Years Companies Audit in Nominations (N),
Experience served the 5 years Compensation (C)
post-SOX or Other (O)
1 13 21 No N, C
2 19 6 Yes N, C, O
3 35 12 Yes N, C, O
4 5 6 No N, O
5 20 4 No N, C
6 32 3 Yes N
7 15 14 Yes N, C
8 21 10 No N, C
9 5 3 Yes Nil
10 11 2 Yes N, C
11 12 8 Yes N, C
12 17 5 Yes N, C
13 40 20 No N, C
14 40 20 Yes N
15 5 1 Yes Nil
16 23 14 Yes Nil
17 20 12 Yes N, C
18 20 6 No N, C, O
19 18 5 Yes N, C, O
20 36 5 Yes N, C
21 35 11 Yes N, C

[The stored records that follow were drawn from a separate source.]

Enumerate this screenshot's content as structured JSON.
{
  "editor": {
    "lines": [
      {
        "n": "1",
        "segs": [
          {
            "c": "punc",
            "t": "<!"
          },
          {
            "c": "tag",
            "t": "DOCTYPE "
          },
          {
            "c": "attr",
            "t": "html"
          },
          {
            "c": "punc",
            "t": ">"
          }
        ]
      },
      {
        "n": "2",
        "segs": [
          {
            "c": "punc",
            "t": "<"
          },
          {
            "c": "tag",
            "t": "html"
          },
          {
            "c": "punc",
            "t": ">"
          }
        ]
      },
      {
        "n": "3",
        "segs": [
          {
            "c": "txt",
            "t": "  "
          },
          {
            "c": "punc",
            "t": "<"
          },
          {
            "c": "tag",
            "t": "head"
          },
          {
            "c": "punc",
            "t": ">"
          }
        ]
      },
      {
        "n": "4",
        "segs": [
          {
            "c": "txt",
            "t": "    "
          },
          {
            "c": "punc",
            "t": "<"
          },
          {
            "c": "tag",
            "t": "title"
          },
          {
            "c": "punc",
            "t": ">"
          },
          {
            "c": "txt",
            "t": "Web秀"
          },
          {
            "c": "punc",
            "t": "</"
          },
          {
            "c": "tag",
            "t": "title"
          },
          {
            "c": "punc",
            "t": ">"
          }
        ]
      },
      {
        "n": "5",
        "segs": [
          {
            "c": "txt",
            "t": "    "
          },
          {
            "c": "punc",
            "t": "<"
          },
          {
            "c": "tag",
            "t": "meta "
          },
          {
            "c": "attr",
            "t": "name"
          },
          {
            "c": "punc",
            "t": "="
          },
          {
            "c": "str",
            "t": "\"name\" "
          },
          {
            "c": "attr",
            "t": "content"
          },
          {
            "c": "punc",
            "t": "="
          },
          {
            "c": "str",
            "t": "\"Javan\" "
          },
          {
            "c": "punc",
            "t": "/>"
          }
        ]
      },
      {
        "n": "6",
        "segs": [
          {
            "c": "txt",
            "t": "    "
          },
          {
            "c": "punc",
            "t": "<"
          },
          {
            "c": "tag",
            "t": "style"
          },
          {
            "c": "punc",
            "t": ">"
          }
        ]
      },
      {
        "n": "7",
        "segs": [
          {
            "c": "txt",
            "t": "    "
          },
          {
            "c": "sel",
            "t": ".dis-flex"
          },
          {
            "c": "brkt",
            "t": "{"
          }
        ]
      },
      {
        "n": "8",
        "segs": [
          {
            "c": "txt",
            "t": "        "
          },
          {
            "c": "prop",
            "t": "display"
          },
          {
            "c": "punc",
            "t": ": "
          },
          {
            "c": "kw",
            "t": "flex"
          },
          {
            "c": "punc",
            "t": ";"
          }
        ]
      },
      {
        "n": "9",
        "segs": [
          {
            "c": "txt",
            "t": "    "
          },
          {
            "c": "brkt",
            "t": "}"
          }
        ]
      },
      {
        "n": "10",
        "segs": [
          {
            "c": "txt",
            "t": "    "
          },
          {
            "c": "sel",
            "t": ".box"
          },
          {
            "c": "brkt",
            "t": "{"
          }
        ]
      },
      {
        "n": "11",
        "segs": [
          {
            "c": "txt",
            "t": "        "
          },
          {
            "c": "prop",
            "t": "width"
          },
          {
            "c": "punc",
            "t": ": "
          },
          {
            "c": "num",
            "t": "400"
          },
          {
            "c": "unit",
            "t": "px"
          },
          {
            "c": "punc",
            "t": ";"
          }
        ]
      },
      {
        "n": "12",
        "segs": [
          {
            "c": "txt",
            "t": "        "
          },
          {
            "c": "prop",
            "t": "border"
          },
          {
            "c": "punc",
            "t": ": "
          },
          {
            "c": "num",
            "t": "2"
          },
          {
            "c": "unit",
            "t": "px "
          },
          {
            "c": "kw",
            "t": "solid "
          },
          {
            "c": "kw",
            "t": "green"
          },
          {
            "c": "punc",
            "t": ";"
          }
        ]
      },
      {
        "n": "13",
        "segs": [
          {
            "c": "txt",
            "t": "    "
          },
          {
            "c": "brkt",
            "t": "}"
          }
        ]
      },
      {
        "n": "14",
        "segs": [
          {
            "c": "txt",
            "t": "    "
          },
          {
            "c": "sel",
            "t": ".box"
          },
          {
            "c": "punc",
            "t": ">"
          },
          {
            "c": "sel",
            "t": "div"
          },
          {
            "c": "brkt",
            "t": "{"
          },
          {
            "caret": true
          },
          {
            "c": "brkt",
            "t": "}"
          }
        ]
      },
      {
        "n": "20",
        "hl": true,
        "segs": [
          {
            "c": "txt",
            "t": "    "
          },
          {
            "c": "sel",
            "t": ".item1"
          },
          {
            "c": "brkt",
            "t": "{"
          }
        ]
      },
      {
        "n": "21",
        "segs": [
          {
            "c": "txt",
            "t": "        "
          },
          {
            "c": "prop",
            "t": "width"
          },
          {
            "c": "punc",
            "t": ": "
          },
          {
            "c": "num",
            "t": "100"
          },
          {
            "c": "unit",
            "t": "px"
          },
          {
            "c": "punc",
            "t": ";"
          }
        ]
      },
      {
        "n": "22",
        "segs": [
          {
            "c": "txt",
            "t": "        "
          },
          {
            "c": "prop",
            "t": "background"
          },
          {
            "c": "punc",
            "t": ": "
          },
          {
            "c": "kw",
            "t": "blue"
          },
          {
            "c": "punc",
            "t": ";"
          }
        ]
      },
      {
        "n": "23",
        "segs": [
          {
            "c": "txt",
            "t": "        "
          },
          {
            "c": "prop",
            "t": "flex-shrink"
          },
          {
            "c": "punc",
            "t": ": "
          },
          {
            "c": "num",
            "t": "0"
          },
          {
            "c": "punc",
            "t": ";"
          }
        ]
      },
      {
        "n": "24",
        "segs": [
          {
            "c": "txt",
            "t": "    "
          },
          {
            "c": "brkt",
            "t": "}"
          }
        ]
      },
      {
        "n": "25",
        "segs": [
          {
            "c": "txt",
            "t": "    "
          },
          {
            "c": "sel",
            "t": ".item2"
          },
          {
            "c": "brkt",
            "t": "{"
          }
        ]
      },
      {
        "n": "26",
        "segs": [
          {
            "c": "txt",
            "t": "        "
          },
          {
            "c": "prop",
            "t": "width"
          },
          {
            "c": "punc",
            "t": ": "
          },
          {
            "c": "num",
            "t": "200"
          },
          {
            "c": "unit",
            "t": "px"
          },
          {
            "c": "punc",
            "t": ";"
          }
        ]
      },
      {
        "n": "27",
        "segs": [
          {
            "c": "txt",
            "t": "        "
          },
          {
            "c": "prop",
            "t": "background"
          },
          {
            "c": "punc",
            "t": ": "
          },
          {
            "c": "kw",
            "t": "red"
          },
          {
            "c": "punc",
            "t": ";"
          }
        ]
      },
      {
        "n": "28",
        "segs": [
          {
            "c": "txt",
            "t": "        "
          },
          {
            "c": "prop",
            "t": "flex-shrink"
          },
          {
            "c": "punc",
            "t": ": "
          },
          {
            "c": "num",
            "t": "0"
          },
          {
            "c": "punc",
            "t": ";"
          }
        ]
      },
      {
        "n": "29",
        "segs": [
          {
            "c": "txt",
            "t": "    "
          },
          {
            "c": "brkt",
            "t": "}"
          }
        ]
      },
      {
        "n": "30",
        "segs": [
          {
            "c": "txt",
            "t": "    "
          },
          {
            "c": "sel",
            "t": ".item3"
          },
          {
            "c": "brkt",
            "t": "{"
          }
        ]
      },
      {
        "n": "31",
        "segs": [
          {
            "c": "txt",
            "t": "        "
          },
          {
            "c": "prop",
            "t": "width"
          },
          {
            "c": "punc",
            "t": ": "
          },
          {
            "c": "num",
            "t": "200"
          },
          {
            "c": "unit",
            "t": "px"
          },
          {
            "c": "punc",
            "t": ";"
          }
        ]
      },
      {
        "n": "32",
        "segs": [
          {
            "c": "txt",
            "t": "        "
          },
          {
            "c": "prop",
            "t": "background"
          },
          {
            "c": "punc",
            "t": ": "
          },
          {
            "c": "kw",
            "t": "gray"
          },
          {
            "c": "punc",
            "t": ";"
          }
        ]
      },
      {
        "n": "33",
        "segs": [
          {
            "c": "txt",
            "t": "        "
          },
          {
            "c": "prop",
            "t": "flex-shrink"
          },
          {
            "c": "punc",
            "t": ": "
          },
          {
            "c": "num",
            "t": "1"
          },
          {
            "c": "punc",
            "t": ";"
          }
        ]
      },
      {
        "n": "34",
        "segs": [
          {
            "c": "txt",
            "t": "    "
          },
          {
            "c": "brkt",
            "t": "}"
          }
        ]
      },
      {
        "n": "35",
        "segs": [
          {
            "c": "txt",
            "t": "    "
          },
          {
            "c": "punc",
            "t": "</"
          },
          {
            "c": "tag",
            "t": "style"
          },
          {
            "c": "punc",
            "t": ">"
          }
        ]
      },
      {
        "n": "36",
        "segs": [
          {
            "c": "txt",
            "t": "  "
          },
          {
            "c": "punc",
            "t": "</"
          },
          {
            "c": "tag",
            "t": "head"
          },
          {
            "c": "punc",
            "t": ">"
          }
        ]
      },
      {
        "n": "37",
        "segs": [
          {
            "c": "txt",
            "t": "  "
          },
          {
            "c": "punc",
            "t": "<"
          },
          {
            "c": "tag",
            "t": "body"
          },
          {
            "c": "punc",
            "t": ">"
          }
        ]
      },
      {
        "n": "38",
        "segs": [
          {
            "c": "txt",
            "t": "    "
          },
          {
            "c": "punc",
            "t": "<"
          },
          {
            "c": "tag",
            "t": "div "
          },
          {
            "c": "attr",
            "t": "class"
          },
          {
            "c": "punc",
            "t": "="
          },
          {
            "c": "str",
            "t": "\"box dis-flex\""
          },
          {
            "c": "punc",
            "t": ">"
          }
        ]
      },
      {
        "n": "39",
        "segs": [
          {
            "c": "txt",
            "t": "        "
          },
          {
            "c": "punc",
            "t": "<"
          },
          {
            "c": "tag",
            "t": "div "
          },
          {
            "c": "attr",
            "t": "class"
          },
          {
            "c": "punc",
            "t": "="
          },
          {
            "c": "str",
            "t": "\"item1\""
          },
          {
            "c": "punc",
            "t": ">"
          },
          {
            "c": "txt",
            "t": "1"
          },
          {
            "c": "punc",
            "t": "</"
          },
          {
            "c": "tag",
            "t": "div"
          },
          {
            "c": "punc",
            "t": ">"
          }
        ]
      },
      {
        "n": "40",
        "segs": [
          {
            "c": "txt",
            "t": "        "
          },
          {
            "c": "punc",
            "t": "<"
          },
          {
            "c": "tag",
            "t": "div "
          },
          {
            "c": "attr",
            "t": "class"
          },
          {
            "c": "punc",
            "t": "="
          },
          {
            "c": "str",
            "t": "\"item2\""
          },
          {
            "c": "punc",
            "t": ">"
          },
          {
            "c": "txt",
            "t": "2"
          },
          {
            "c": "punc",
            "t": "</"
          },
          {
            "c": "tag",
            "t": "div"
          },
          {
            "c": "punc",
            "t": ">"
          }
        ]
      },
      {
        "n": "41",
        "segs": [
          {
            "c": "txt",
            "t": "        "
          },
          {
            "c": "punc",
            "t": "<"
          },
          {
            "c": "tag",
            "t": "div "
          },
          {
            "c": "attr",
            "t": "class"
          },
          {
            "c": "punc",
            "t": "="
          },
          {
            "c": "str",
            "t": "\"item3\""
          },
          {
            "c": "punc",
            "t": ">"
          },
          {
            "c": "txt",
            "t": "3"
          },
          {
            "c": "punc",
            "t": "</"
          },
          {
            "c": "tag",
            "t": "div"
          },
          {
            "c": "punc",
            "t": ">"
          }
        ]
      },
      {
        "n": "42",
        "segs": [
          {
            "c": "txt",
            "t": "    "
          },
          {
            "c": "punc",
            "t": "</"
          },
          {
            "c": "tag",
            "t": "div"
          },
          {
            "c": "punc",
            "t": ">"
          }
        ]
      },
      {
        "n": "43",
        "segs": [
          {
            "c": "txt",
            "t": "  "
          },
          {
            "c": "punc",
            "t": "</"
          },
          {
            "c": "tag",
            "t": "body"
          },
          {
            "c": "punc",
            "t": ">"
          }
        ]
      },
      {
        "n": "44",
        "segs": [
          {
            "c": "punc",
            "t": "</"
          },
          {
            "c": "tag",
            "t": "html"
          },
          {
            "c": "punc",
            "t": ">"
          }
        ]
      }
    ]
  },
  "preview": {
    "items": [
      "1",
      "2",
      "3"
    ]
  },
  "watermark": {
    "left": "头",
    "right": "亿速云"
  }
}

22 10 1 Yes Nil
Mean (total) 20.55 8.59 (16)